*** Data under study Section Begins ***

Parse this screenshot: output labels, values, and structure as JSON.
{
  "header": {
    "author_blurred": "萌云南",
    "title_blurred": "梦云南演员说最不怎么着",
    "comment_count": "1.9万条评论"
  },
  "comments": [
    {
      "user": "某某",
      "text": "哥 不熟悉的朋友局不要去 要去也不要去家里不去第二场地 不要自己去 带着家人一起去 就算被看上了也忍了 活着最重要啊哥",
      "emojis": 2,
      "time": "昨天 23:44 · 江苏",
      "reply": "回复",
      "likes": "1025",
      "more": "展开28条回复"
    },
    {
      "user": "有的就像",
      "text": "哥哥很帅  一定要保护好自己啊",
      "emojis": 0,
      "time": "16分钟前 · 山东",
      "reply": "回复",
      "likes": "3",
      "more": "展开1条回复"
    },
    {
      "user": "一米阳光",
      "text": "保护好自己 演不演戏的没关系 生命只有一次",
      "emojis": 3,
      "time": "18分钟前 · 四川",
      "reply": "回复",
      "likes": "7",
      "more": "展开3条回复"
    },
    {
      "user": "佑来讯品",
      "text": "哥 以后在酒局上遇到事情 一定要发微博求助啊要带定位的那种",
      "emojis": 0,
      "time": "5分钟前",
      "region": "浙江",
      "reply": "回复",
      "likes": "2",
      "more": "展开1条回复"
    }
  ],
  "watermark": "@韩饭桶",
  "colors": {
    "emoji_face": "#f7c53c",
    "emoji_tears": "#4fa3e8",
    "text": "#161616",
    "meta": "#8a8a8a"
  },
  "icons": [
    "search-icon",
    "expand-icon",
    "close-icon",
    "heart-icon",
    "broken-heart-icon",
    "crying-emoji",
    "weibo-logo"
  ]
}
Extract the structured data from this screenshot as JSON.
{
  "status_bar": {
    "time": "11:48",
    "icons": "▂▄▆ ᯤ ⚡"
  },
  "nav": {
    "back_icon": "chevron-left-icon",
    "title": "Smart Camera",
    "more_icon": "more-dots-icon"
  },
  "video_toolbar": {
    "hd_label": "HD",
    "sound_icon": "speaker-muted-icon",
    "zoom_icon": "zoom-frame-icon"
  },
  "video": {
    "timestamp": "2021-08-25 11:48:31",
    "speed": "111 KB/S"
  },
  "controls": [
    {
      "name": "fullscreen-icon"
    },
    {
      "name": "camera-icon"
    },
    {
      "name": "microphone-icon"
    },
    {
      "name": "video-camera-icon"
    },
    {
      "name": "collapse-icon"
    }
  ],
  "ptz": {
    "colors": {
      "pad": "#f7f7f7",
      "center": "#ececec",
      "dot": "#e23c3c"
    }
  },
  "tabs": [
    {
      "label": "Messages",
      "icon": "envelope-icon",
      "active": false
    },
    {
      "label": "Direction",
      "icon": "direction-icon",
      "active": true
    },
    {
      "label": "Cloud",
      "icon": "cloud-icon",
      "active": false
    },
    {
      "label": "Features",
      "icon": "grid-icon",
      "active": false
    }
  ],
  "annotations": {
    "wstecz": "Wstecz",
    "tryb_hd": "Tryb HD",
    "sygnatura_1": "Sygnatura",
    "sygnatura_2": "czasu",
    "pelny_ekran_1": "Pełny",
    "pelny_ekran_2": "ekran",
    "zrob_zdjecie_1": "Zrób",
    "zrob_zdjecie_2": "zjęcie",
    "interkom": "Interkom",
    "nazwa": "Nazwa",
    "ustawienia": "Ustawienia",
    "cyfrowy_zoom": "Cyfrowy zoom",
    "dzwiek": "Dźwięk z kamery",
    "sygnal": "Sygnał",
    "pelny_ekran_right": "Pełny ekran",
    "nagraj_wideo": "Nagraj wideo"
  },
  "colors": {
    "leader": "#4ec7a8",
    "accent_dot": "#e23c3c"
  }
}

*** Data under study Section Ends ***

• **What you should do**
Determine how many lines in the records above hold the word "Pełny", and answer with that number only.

• **Solved exercise**
2